Since we're all trying to avoid getting sick NBC news put together information that we may not know about the norovirus. NBC spoke to the Center for Disease Control norovirus expert, Doctor Aaron Hall, to break down what we need to know to prevent ourselves from the virus.

  1. Norovirus and Influenza mutate alike.
    The viruses are completely different, but use RNA instead of DNA which according to Dr. Hall hat "makes them both highly mutation-prone, which in turn makes it hard for the human immune system to defend against them."
  2. It's resistant to many common disinfectants
    A structure called "capsid" surrounds the norovirus and it harder to break through. Alcohol can't cut through it, which is why even using hand sanitizer doesn't prevent the norovirus. Dr. Hall suggests using bleach to clean sheets and very hot water to kill the virus.
  3. It Spreads Easily
    Very much like the flu, after you get better you're still carrying around a product of the norovirus. Dr. Hall recommends staying home from work or school a day or two after you start feeling better.
  4. One Person can Infect Hundreds 

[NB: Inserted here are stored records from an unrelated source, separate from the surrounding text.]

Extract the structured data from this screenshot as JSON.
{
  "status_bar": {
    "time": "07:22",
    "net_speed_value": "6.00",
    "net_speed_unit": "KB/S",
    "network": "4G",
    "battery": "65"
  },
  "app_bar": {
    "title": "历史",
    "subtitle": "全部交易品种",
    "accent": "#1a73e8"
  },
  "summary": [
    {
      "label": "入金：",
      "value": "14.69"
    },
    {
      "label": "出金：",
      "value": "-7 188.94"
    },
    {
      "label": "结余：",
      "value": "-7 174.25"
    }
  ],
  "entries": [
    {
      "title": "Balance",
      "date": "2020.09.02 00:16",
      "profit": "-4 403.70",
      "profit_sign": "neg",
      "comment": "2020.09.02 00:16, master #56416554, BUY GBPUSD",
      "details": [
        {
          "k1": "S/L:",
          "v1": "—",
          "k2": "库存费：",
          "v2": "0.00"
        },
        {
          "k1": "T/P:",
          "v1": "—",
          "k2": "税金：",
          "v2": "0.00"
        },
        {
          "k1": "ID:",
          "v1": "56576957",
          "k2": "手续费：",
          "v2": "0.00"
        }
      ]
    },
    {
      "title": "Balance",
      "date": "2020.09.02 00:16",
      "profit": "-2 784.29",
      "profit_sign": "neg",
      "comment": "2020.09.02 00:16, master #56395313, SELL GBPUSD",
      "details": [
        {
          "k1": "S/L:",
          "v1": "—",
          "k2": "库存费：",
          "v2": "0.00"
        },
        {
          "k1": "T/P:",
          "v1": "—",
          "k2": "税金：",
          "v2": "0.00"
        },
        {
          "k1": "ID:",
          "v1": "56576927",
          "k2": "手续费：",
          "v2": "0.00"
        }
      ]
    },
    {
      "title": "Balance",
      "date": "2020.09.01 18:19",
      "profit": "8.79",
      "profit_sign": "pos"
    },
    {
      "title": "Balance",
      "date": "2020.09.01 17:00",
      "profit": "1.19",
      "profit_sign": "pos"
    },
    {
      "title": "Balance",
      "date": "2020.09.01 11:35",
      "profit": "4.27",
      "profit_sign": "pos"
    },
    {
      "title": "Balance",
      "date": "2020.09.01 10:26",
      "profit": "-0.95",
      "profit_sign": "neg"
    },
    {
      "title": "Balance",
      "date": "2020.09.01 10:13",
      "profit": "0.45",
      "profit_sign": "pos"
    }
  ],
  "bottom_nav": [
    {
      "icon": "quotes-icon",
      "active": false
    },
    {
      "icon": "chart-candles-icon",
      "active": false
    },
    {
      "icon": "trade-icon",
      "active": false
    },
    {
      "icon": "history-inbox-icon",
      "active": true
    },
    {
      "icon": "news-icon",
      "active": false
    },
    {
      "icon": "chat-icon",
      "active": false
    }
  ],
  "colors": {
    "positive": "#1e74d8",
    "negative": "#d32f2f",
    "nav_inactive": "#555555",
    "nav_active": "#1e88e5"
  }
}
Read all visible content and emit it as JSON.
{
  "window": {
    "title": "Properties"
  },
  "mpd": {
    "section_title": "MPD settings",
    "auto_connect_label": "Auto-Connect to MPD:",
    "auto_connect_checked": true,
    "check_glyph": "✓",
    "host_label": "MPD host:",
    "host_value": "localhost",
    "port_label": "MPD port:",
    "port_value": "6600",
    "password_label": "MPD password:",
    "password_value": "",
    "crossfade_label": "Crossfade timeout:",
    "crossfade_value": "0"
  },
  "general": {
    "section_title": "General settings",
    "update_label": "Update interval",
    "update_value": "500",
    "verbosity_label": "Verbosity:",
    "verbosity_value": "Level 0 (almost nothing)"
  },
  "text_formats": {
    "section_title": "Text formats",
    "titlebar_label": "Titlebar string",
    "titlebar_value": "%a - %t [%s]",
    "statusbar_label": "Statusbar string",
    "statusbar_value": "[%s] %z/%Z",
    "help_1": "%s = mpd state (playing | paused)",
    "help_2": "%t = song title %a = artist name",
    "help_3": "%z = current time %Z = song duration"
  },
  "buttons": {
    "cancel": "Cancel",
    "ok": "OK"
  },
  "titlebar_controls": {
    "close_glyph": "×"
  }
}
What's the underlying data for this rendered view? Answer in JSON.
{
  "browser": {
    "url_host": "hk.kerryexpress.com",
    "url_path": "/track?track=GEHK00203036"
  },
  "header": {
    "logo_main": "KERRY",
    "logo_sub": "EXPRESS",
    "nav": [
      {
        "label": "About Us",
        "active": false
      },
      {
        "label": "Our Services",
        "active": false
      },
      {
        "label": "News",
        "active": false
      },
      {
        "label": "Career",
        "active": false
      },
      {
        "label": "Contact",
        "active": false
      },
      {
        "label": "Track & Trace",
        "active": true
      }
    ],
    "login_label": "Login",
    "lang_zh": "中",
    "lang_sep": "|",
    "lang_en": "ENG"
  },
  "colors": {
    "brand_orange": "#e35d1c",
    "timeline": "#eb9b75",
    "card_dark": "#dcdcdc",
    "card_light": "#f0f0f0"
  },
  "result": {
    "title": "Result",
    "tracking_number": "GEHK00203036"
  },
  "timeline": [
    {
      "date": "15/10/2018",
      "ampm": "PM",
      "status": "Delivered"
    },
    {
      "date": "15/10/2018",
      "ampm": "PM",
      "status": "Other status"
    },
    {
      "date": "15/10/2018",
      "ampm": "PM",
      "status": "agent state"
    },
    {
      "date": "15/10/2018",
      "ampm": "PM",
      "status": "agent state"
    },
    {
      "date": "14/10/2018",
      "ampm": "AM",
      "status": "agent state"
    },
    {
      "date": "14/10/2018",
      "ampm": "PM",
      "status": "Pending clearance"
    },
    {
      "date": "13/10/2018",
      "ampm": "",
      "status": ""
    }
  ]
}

    Combined a hard to kill virus and people feeling who don't feel sick any more returning to their normal routine...you've got yourself a fast spreading virus. As Dr. Hall says ""One ill food worker or even a worker who recovered has the potential to expose literally hundreds of people."
  5. A Vaccine is in the Works
    According to NBC News, globally, 200,000 die a year from Norovirus. A drug company called Takeda is currently working on a vaccine. Their researchers found " 20 percent of people of European origin have a genetic mutation that protects them from common norovirus strains, something that might help in development of better vaccines."